The above is all speculation. What we do know right now is that the current data is telling us we are now in a period of slowing growth and persistent inflation. Whether this is a blip or not, time will tell. The housing market has decelerated and now outright slowed down. How much longer do you think it will take for other cyclicals to follow housing's heavy footsteps? The Nasdaq is certainly acting like the tech sector is next if it is not already there. Keep your eye on stumbling stocks like CAT, DE, and the like. You can expect the optimistis to pooh-pooh the numbers. The bears should be roaring ever more loudly. After reading "Empire of Debt," I am firmly in the bear camp on this one (I will be referring to this book more and more in my writings - stay tuned).


Just for good measure, here is my own selective summary of the numbers that got released today and how they influence my current thinking (much of this I pulled from a WSJ report posted today):

  1. 2nd quarter GDP increased only 2.5%, down from the 1st quarter's blistering 5.6% pace. Let's call it even for now. One number was abnormally high and the other may be abnormally low. The average consensus was for 3.2% which I think is the long-term average the economists like to shoot for. Regardless, the slow growth should appease those optimists who want to give the Fed reason to stop raising rates. They will focus on this one number and insist that a soft-landing is at hand.
  2. The PCE, which was Greenspan's favorite inflation indicator and I assume the Bernanke's as well, actually rose 2.9%. Jumping ahead of the previous quarter's 2.1% pace. Uh oh! Higher prices while the economy blipped downward!? Could it be? Stay tuned...
  3. In related numbers, the cost of labor went up again. Given I am also labor, I like to see this number go up (the salary component) and even the President will take heart. But the spectre of higher costs of employment spook the heck out of inflation watchers. Again, recall that labor represents the vast majority of all costs for employers. Given the increase was 0.6% in the first quarter and now 0.9% in the second quarter, we have yet another warning that inflation is on the creep (wages and salaries went up 0.9% and 0.7% respectively). And another warning that the Fed still has work to do in hiking rates!
  4. Residential fixed investment dropped 6.3% which apparently is the largest decline since 2000. We have all heard by now the big drops in sales numbers for housing (except for the stubborn West!) and Pulte's CEO recently ran down the well-worn litany of problems in the housing sector during his company's earnings report. This big drop in residential fixed investment is one more negative "building" against the consumer. Take this one seriously. We all know what happened after 2000...
  5. U.S exports actually increased 3.3%, ahead of the 0.2% increase in imports.

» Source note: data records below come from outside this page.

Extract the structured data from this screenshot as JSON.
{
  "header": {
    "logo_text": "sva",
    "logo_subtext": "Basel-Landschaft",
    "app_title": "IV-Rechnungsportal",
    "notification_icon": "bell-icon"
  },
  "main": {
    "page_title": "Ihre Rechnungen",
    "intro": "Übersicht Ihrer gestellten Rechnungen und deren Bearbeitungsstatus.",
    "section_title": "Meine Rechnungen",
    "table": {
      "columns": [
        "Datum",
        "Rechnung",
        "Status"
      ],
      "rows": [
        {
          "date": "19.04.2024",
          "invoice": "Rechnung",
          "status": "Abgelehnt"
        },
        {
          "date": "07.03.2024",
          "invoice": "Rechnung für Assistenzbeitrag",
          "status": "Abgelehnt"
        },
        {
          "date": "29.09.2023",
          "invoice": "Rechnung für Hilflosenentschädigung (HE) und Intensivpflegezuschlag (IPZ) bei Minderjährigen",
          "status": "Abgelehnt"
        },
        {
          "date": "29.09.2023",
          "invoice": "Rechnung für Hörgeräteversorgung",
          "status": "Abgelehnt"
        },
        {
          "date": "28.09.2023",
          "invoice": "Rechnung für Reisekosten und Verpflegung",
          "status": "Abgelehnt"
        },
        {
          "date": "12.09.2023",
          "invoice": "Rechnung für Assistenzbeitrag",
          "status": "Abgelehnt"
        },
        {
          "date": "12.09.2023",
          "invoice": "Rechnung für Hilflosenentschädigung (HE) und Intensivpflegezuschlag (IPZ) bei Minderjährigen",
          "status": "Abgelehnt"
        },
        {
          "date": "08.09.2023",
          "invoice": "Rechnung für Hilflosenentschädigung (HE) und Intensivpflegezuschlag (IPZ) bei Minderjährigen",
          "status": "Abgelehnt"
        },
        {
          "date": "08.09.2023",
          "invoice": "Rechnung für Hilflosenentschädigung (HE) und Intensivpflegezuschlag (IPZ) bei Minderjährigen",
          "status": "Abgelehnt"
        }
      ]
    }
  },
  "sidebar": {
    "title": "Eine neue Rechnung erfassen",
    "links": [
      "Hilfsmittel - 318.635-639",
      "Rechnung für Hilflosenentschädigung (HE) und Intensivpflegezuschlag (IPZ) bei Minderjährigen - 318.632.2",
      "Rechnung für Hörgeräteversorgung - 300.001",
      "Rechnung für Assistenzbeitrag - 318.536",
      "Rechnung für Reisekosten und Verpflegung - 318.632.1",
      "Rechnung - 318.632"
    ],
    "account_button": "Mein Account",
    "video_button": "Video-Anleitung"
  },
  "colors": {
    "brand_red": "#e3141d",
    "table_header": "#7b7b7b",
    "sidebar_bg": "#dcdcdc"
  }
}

This is the second quarter in a row where exports actually outpaced imports. While both numbers are a far cry lower than the first quarter's (recall the GDP differential), we should take pause whenever the trade numbers suggest some sort of competitive advantage for the U.S. I would like to know what it is we are exporting more of before I can comment further. I am also thinking currency differentials could be at work? Regardless, this is a small feather in the U.S. economy's cap.
All in all, I remain convinced that we need to take the stagflation, uh, I mean, slow growth, persistent inflation, scenario seriously. Finally, the numbers still tell me that The Fed still cannot stop hiking rates until the economy buckles. Stay tuned and be careful out there!

DrDuru, 2006